Washington Post, the
By Chelsea Harvey
“Always when there is a hurricane, you have compounding effects of ocean flooding — surge — and terrestrial flooding,” said Amir AghaKouchak, an associate professor of hydrology and remote sensing at the University of California at Irvine. Harvey, he said, is a prime example of how these two factors work together to create the perfect storm, producing catastrophic coastal flooding when they occur at once. And now, he said, we need to pay more attention to the way these factors work together when we’re estimating flood risks for coastal regions — before disaster actually strikes.
Scientists tend to focus on one flood driver or another when conducting flood hazard assessments for any given area — evaluating either the risk of terrestrial flooding, which occurs inland as a result of excess precipitation and overflowing rivers, or of surging ocean waters. But in many coastal areas, where rivers run out to meet the sea, both factors play a major role in the risk of regional flooding. Focusing on only one or the other can run the risk of underestimating the likelihood of a major flood.

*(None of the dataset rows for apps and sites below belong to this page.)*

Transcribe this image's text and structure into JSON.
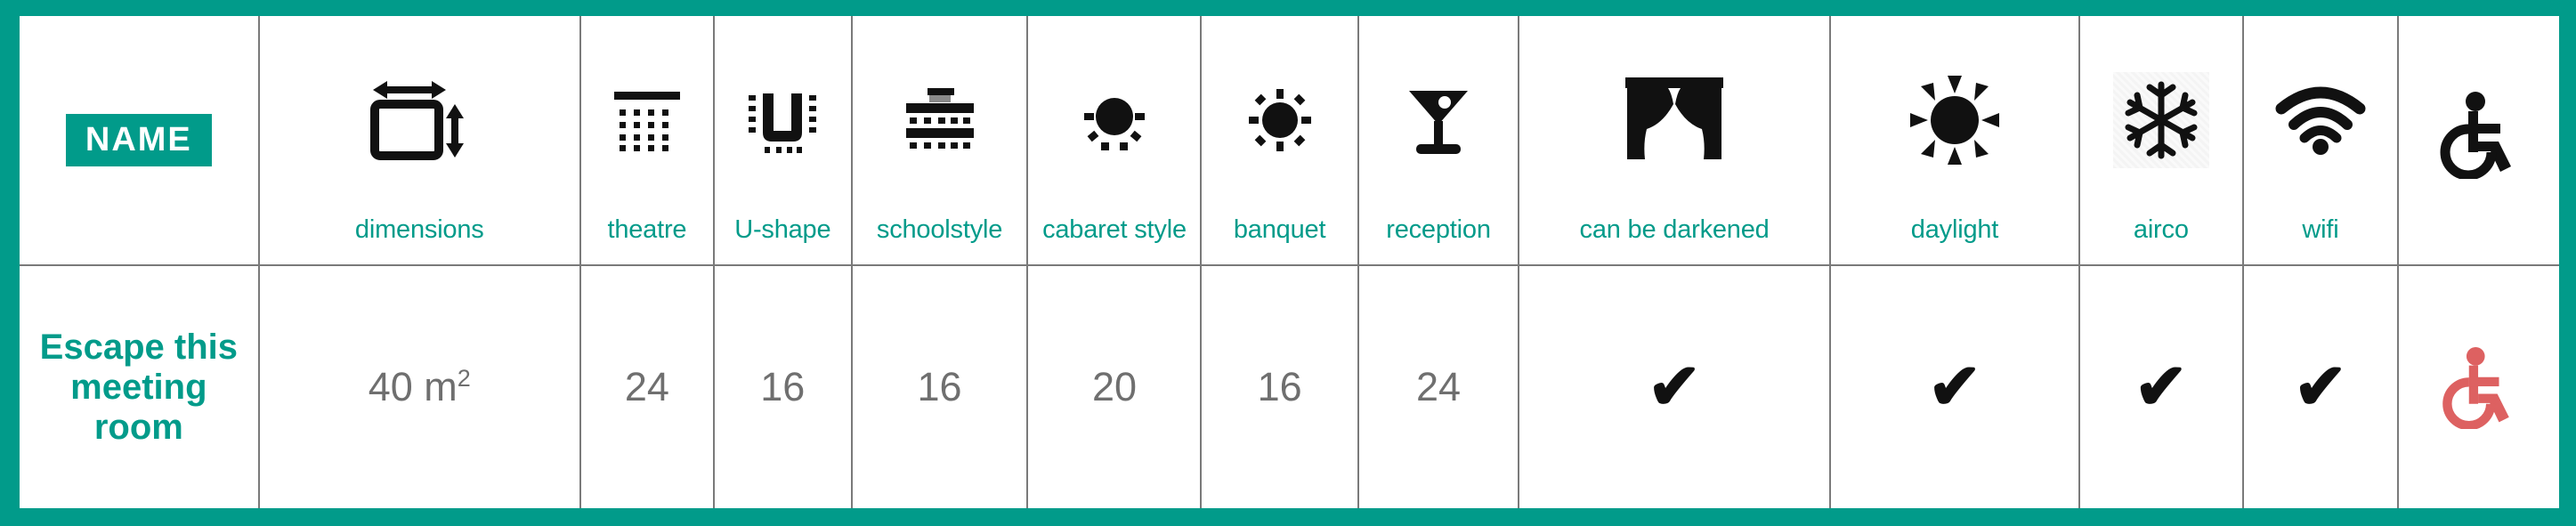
{
  "theme": {
    "accent": "#019B8A",
    "grid_line": "#7a7a7a",
    "value_text": "#6f6f6f",
    "icon_black": "#111111",
    "wheelchair_red": "#DD6161"
  },
  "table": {
    "name_badge": "NAME",
    "columns": [
      {
        "key": "name",
        "icon": "name-badge-icon",
        "label": ""
      },
      {
        "key": "dimensions",
        "icon": "dimensions-icon",
        "label": "dimensions"
      },
      {
        "key": "theatre",
        "icon": "theatre-layout-icon",
        "label": "theatre"
      },
      {
        "key": "u_shape",
        "icon": "u-shape-layout-icon",
        "label": "U-shape"
      },
      {
        "key": "schoolstyle",
        "icon": "schoolstyle-layout-icon",
        "label": "schoolstyle"
      },
      {
        "key": "cabaret",
        "icon": "cabaret-layout-icon",
        "label": "cabaret style"
      },
      {
        "key": "banquet",
        "icon": "banquet-layout-icon",
        "label": "banquet"
      },
      {
        "key": "reception",
        "icon": "cocktail-glass-icon",
        "label": "reception"
      },
      {
        "key": "darkened",
        "icon": "curtain-icon",
        "label": "can be darkened"
      },
      {
        "key": "daylight",
        "icon": "sun-icon",
        "label": "daylight"
      },
      {
        "key": "airco",
        "icon": "snowflake-icon",
        "label": "airco"
      },
      {
        "key": "wifi",
        "icon": "wifi-icon",
        "label": "wifi"
      },
      {
        "key": "accessibility",
        "icon": "wheelchair-icon",
        "label": ""
      }
    ],
    "rows": [
      {
        "name": "Escape this meeting room",
        "dimensions_value": "40 m",
        "dimensions_unit": "2",
        "theatre": "24",
        "u_shape": "16",
        "schoolstyle": "16",
        "cabaret": "20",
        "banquet": "16",
        "reception": "24",
        "darkened": "✔",
        "daylight": "✔",
        "airco": "✔",
        "wifi": "✔",
        "accessibility_icon": "wheelchair-icon"
      }
    ]
  }
}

In a new study, a group of scientists from the University of California at Irvine, including AghaKouchak, and from the University of Salento in Lecce, Italy, have pointed out the importance of addressing both factors at once — and they’ve come up with a method that allows scientists to do so. Their findings were published Monday in the journal Proceedings of the National Academy of Sciences.